Well respected as CSR minister, Stephen Timms has been promoted, and good luck to him. But it does leave us with our fourth minister in less than five years. Kim Howells was the first in February 2000, followed by Douglas Alexander after the 2001 general election. However good the civil servants are at maintaining continuity, there’s an inevitable slowdown as the new kid on the block gets to understand what is still a very new concept. Thankfully Nigel Griffiths comes was a solid grounding in community partnerships, having worked with people with learning disabilities and helped found The Big Issue in Scotland before becoming an MP. Mercifully we were spared hard-man Mike O’Brien (ex-immigration minister) who took on the rest of Timms’ portfolio in the DTI.
Some have suggested that with Griffiths’ interests and experience, government’s policy emphasis may shift to CSR in small and medium enterprises, while the minister may be more likely than his predecessor to side with pressure groups rather than business.

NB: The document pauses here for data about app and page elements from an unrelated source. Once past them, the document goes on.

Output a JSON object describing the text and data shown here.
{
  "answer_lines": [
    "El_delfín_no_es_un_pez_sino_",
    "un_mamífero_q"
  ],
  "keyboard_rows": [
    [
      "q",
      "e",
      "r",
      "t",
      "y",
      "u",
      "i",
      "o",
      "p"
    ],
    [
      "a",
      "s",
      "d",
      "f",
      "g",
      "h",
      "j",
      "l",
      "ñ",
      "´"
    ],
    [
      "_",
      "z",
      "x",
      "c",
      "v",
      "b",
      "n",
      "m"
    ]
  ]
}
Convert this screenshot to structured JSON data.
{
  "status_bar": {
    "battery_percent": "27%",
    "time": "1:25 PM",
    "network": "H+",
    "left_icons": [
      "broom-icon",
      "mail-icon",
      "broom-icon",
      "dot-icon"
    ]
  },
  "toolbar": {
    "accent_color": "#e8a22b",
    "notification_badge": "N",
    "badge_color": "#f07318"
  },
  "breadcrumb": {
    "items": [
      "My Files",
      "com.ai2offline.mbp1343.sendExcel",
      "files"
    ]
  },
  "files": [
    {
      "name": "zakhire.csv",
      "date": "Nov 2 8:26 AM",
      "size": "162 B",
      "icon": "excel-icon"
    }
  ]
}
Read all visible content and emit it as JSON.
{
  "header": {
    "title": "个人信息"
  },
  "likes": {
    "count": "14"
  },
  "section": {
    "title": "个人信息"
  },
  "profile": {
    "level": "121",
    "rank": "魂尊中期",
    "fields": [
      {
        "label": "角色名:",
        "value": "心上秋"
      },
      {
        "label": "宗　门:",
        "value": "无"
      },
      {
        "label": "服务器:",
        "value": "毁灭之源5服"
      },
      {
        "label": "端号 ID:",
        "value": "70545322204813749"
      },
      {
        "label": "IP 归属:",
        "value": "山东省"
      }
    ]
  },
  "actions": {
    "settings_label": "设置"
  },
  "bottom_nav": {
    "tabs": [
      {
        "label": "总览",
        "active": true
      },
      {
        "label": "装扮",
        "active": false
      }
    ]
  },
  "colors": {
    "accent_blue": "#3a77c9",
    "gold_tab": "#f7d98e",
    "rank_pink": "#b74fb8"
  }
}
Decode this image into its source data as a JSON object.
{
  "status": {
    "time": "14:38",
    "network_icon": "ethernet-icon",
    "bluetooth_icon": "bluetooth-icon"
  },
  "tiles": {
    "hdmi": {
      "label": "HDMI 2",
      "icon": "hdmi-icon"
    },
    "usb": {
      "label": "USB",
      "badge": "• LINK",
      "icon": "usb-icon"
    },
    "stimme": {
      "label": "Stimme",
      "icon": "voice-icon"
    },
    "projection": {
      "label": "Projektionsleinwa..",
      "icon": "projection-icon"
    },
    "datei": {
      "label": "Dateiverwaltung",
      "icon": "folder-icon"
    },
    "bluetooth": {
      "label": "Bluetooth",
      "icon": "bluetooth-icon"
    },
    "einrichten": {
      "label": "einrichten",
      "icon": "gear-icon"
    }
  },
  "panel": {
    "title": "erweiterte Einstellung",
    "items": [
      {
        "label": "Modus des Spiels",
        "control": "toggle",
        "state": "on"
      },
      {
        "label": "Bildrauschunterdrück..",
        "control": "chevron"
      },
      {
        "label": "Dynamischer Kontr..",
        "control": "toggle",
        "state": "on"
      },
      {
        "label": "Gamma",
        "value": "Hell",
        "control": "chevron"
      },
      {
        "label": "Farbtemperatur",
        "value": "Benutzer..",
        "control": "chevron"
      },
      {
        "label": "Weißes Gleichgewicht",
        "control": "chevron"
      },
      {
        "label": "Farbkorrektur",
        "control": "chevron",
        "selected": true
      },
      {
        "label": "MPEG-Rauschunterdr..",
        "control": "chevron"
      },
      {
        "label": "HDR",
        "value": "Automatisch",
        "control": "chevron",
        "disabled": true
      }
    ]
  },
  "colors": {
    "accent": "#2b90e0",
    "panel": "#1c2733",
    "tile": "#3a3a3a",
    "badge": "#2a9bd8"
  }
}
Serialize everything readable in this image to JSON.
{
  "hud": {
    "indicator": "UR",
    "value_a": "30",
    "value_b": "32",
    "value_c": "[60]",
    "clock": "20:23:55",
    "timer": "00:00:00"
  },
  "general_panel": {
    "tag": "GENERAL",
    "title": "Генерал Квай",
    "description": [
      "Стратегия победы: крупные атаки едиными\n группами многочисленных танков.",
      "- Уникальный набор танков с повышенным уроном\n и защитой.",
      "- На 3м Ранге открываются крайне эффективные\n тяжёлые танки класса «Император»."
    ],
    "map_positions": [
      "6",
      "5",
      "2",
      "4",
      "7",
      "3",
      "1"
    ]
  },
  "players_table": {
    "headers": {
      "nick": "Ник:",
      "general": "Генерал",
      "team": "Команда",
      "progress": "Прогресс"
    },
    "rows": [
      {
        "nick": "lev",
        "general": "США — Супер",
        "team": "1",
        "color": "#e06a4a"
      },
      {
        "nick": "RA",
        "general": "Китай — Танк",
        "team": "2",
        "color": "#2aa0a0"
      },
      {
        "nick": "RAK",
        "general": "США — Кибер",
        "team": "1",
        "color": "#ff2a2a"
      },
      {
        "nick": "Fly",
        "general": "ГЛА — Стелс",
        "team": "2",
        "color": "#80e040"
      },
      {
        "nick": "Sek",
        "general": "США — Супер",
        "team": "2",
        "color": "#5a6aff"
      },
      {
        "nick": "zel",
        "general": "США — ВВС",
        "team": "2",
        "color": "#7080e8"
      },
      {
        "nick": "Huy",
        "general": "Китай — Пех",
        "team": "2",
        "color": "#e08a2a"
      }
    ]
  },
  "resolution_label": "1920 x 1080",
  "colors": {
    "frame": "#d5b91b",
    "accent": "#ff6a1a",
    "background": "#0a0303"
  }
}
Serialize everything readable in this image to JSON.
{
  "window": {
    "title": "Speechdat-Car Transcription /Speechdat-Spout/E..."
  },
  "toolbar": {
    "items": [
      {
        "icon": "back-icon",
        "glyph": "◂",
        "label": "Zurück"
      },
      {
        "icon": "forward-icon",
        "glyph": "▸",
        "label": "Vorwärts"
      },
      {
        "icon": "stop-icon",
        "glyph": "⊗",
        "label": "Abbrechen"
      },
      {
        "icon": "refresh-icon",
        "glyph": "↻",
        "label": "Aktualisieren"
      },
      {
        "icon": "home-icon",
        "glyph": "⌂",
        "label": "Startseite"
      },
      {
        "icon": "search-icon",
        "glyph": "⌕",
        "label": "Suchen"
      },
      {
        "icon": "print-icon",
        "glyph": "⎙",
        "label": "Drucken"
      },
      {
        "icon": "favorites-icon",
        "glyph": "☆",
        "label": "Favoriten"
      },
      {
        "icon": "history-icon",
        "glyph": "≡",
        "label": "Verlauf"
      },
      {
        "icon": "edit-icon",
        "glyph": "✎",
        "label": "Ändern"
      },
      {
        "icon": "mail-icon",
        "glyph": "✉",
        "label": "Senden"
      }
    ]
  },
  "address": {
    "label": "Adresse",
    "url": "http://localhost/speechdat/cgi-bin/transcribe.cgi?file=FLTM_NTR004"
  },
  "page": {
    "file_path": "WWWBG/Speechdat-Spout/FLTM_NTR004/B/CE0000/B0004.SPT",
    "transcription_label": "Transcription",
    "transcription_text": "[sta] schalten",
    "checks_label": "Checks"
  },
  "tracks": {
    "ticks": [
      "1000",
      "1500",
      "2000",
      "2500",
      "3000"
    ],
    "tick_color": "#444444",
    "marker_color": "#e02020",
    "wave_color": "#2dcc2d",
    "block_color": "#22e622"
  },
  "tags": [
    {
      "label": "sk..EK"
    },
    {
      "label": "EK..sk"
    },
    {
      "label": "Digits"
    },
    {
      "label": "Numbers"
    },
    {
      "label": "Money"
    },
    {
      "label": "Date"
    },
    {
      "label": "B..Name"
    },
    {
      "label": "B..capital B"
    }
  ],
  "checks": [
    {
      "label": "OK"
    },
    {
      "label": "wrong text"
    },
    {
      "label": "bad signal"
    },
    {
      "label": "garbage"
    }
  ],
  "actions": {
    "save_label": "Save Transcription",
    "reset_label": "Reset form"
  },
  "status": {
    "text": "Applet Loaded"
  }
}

But what is Briefing’s advice for the new man? Before you start dreaming up new schemes to urge upon companies, it’s time finally for government to get serious about its own social responsibilities – procurement, environment, employment policies and civil servants getting involved as employees. And while you are at it, put your managers through the CSR Academy too. The public sector represents 40% of the economy, so focus there for a while, leaving the 60% to digest the last few years of DTI initiatives.